> _Action item_: Report how many lines in the data include the string "title", and add nothing else.

---------- Dataset

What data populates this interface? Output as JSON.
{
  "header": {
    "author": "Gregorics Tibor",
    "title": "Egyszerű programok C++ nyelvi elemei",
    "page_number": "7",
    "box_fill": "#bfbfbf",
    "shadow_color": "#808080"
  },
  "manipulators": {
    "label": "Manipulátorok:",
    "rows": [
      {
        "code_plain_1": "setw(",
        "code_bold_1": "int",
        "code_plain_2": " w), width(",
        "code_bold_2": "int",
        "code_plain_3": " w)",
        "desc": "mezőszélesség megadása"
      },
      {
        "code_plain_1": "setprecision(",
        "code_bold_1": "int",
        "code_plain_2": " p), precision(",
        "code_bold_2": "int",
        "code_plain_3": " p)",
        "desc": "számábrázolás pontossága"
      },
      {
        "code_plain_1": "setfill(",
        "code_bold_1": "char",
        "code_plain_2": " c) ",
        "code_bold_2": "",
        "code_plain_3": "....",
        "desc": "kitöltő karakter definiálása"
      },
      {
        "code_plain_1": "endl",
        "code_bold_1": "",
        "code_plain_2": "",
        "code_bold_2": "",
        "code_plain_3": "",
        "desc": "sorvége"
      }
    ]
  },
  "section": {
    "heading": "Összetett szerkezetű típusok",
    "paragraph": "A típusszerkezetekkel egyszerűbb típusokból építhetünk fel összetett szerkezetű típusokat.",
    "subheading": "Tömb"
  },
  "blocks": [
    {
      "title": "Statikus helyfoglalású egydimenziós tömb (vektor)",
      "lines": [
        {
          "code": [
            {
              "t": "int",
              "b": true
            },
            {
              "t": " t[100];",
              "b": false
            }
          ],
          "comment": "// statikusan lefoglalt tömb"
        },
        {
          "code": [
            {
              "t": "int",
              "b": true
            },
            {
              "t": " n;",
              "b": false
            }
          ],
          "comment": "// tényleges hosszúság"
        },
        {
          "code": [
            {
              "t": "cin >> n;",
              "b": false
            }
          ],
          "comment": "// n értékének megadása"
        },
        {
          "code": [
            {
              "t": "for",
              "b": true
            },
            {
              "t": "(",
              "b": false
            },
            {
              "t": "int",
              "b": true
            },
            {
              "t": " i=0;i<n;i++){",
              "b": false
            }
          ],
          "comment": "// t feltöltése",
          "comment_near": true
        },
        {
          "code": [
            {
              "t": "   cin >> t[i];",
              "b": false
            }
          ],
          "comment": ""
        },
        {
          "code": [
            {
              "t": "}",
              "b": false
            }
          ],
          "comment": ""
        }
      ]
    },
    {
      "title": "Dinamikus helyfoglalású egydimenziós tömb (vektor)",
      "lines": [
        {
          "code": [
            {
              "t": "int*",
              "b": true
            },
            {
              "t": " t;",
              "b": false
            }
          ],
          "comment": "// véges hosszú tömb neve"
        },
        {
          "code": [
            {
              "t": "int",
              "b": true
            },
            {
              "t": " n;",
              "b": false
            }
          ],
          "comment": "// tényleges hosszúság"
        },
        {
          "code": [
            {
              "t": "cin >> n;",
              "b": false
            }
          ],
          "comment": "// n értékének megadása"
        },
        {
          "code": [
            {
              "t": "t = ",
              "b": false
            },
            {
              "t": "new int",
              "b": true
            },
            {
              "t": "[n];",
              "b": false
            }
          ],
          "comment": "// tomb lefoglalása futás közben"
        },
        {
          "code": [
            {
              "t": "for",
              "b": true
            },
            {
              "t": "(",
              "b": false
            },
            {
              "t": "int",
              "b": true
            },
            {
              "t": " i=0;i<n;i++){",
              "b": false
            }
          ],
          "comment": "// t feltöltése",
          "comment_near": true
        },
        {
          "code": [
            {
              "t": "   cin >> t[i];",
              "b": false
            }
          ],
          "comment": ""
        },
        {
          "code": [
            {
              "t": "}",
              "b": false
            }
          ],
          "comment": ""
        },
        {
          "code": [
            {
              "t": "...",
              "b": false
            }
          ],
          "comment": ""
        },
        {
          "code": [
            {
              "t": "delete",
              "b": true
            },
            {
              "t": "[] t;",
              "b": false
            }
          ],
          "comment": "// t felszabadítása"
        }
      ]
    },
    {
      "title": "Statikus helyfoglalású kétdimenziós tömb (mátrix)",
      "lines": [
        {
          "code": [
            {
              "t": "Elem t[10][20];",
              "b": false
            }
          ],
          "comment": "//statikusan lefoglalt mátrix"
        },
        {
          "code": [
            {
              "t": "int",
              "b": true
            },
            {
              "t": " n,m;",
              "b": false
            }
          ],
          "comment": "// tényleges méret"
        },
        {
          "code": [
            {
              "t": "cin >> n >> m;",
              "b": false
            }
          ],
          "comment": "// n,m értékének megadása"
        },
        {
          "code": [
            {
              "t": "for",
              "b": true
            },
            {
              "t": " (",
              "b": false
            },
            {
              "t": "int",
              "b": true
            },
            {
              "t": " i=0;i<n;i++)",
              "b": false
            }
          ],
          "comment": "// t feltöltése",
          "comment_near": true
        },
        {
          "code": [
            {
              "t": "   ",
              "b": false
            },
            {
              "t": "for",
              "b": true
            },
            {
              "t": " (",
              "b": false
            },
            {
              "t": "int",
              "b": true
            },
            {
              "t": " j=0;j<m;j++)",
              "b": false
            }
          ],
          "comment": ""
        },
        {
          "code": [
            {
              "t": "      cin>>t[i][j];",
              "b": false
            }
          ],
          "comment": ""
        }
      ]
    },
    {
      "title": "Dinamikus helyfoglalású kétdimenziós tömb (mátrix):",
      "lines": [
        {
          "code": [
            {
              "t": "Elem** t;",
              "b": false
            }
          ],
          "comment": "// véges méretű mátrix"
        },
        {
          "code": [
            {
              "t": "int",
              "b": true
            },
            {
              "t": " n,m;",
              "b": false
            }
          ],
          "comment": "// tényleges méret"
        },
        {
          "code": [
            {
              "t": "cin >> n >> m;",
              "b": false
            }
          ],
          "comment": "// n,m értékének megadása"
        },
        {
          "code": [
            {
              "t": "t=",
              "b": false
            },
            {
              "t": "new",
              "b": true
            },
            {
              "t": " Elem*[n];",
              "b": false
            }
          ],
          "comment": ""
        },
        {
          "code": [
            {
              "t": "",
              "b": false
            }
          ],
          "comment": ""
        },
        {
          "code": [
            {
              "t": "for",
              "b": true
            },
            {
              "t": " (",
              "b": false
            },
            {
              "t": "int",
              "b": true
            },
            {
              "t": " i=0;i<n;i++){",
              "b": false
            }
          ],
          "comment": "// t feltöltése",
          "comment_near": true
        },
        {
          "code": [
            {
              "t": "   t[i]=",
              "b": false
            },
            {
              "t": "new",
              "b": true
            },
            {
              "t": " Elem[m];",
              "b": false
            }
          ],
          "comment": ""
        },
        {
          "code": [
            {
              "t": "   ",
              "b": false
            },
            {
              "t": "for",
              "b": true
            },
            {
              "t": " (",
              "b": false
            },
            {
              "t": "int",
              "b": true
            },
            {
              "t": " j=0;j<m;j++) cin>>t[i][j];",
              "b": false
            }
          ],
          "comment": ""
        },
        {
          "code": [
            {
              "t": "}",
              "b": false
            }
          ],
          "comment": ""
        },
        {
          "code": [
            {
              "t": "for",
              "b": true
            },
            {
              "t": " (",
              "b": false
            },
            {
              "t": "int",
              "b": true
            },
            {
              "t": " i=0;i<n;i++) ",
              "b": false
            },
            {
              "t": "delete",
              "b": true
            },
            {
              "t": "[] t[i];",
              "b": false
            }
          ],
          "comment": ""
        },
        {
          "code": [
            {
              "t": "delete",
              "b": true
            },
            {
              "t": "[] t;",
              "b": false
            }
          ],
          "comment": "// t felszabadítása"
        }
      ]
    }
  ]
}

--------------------

> _Response to this exercise_: 5